What the task asks => Every entry must be duplicated precisely as written.

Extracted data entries

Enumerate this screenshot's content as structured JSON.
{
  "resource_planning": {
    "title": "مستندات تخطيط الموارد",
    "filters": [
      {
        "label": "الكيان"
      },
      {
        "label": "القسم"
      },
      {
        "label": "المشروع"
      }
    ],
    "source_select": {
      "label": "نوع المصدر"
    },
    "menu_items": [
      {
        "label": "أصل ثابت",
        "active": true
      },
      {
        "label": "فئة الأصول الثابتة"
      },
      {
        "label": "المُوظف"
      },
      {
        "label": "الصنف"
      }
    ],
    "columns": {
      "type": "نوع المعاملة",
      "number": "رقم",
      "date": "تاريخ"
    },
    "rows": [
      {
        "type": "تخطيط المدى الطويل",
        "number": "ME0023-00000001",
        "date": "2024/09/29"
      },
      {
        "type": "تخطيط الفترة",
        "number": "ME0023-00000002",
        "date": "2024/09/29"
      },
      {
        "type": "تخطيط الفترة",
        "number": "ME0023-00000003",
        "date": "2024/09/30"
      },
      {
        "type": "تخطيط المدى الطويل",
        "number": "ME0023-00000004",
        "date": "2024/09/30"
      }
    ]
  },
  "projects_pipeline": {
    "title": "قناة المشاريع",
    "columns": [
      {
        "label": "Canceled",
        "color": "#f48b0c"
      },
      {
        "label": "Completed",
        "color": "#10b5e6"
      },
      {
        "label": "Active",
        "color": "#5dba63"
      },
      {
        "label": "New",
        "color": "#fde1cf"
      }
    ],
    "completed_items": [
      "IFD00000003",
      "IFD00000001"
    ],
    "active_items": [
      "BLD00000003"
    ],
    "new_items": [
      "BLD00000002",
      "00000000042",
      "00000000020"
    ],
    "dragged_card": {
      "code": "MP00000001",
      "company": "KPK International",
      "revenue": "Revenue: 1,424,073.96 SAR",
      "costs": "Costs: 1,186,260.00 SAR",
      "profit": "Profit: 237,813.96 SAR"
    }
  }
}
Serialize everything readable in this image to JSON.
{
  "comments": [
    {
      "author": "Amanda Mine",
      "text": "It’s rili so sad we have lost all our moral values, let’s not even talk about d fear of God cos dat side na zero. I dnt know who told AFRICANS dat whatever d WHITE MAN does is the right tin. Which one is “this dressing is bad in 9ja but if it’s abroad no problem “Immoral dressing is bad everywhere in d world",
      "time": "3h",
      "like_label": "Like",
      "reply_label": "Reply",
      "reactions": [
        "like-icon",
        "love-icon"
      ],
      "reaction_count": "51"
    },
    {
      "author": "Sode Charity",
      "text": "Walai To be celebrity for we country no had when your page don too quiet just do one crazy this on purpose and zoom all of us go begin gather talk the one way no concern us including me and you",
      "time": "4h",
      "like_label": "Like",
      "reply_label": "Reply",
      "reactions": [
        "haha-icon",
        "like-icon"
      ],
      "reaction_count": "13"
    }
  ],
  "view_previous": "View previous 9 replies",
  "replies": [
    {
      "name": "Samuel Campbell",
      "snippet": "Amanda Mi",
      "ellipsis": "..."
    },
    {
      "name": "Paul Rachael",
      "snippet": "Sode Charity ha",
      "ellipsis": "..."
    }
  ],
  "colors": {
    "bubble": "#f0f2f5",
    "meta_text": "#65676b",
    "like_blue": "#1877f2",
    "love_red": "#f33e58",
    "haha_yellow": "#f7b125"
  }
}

Solution for this task =>
Enumerate this screenshot's content as structured JSON.
{
  "resource_planning": {
    "title": "مستندات تخطيط الموارد",
    "filters": [
      {
        "label": "الكيان"
      },
      {
        "label": "القسم"
      },
      {
        "label": "المشروع"
      }
    ],
    "source_select": {
      "label": "نوع المصدر"
    },
    "menu_items": [
      {
        "label": "أصل ثابت",
        "active": true
      },
      {
        "label": "فئة الأصول الثابتة"
      },
      {
        "label": "المُوظف"
      },
      {
        "label": "الصنف"
      }
    ],
    "columns": {
      "type": "نوع المعاملة",
      "number": "رقم",
      "date": "تاريخ"
    },
    "rows": [
      {
        "type": "تخطيط المدى الطويل",
        "number": "ME0023-00000001",
        "date": "2024/09/29"
      },
      {
        "type": "تخطيط الفترة",
        "number": "ME0023-00000002",
        "date": "2024/09/29"
      },
      {
        "type": "تخطيط الفترة",
        "number": "ME0023-00000003",
        "date": "2024/09/30"
      },
      {
        "type": "تخطيط المدى الطويل",
        "number": "ME0023-00000004",
        "date": "2024/09/30"
      }
    ]
  },
  "projects_pipeline": {
    "title": "قناة المشاريع",
    "columns": [
      {
        "label": "Canceled",
        "color": "#f48b0c"
      },
      {
        "label": "Completed",
        "color": "#10b5e6"
      },
      {
        "label": "Active",
        "color": "#5dba63"
      },
      {
        "label": "New",
        "color": "#fde1cf"
      }
    ],
    "completed_items": [
      "IFD00000003",
      "IFD00000001"
    ],
    "active_items": [
      "BLD00000003"
    ],
    "new_items": [
      "BLD00000002",
      "00000000042",
      "00000000020"
    ],
    "dragged_card": {
      "code": "MP00000001",
      "company": "KPK International",
      "revenue": "Revenue: 1,424,073.96 SAR",
      "costs": "Costs: 1,186,260.00 SAR",
      "profit": "Profit: 237,813.96 SAR"
    }
  }
}
Serialize everything readable in this image to JSON.
{
  "comments": [
    {
      "author": "Amanda Mine",
      "text": "It’s rili so sad we have lost all our moral values, let’s not even talk about d fear of God cos dat side na zero. I dnt know who told AFRICANS dat whatever d WHITE MAN does is the right tin. Which one is “this dressing is bad in 9ja but if it’s abroad no problem “Immoral dressing is bad everywhere in d world",
      "time": "3h",
      "like_label": "Like",
      "reply_label": "Reply",
      "reactions": [
        "like-icon",
        "love-icon"
      ],
      "reaction_count": "51"
    },
    {
      "author": "Sode Charity",
      "text": "Walai To be celebrity for we country no had when your page don too quiet just do one crazy this on purpose and zoom all of us go begin gather talk the one way no concern us including me and you",
      "time": "4h",
      "like_label": "Like",
      "reply_label": "Reply",
      "reactions": [
        "haha-icon",
        "like-icon"
      ],
      "reaction_count": "13"
    }
  ],
  "view_previous": "View previous 9 replies",
  "replies": [
    {
      "name": "Samuel Campbell",
      "snippet": "Amanda Mi",
      "ellipsis": "..."
    },
    {
      "name": "Paul Rachael",
      "snippet": "Sode Charity ha",
      "ellipsis": "..."
    }
  ],
  "colors": {
    "bubble": "#f0f2f5",
    "meta_text": "#65676b",
    "like_blue": "#1877f2",
    "love_red": "#f33e58",
    "haha_yellow": "#f7b125"
  }
}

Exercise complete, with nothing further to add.